For most companies requiring remote access, application support should encompass any application that a company needs to maximize its efficiency, productivity, and profitability, says Wei Lu of Permeo Technologies. While application security offers this breadth of coverage, SSL VPNs are very limited in the types of applications they can support.
Most SSL VPNs are HTTP reverse proxies, which lend themselves well to web-enabled applications, simply accessed via any web browser. HTTP reverse proxies can support other query/ response applications, such as basic email and many of the enterprise productivity tools, such as ERP and CRM client/server applications. For accessing these types of applications, the SSL VPN offers a simple, cost-effective option for remote connections. It is plug-and-play, and does not require any additional client side software or hardware.
This same benefit, however, is also the source of the SSL VPN's greatest limitation - the fact that the user can only access a subset of the applications and data resources they require. SSL VPNs do not provide a complete solution for remote application access because they do not facilitate access to legacy or homegrown applications, nor complex ones such as those that require multiple channels and dynamic ports and use multiple protocols.
Yet this is a key requirement for corporations and their remote users. For example, SSL VPNs do not have the architecture to support instant messaging, multi-cast, data feeds, video conferencing and VoIP.
While SSL secures a TCP channel created by HTTP, it does not work on a UDP channel, for example. Application support for today's business, however, requires support for all types - TCP and UDP, client/server and web, off-the-shelf and in-house programs.

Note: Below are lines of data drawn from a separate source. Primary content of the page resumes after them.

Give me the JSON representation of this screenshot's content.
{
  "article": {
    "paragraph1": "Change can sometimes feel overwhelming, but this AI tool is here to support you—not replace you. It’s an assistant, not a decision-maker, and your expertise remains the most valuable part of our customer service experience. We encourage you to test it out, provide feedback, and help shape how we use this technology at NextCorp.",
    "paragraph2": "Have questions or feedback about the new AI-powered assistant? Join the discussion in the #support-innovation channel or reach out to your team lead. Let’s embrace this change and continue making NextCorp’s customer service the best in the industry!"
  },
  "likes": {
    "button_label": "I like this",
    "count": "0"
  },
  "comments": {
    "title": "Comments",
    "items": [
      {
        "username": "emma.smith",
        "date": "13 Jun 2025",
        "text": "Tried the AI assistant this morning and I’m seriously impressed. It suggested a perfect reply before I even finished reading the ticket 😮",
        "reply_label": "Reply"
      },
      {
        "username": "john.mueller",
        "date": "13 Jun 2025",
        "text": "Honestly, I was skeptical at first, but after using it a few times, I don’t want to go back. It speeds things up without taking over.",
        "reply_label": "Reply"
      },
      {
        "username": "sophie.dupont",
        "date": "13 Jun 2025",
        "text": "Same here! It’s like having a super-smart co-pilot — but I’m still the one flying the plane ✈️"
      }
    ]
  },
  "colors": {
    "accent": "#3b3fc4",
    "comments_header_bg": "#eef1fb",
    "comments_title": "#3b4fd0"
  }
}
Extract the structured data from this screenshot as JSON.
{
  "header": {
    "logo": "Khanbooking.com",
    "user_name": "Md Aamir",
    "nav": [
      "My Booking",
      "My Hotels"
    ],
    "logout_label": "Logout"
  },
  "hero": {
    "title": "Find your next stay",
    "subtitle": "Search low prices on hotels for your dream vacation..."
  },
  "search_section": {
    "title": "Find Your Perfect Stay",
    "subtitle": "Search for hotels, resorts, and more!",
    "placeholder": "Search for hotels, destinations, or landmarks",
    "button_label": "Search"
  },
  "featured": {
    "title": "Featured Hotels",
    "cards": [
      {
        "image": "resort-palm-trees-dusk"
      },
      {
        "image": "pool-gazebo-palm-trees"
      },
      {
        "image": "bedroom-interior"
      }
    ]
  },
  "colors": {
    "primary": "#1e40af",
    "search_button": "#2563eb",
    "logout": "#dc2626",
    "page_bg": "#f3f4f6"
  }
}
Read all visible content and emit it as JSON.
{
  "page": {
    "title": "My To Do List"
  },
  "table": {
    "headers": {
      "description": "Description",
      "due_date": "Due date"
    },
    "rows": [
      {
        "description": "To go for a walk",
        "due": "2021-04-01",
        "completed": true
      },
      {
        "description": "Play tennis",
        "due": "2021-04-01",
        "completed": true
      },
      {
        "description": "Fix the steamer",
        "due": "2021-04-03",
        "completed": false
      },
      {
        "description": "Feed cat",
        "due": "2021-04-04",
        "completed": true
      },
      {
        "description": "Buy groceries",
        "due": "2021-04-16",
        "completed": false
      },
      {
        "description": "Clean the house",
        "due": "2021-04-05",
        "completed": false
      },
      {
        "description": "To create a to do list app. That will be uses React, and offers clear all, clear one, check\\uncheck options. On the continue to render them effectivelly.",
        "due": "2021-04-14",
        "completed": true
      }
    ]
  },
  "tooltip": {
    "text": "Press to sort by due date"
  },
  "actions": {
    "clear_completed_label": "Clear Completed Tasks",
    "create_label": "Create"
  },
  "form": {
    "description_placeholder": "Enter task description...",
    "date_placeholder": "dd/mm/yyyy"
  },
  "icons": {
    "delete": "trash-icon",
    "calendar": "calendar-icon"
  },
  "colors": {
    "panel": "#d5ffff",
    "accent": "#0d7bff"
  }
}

An application-independent application security solution enables out-of-the-box support for any standard TCP or UDP. Application security technology supports any solution that uses the physical networks. In addition to supporting all of today's programs, application security will also support all of tomorrow's solutions, regardless of protocol or design.
Wei Lu is CTO of Permeo Technologies, Inc. (www.permeo.com).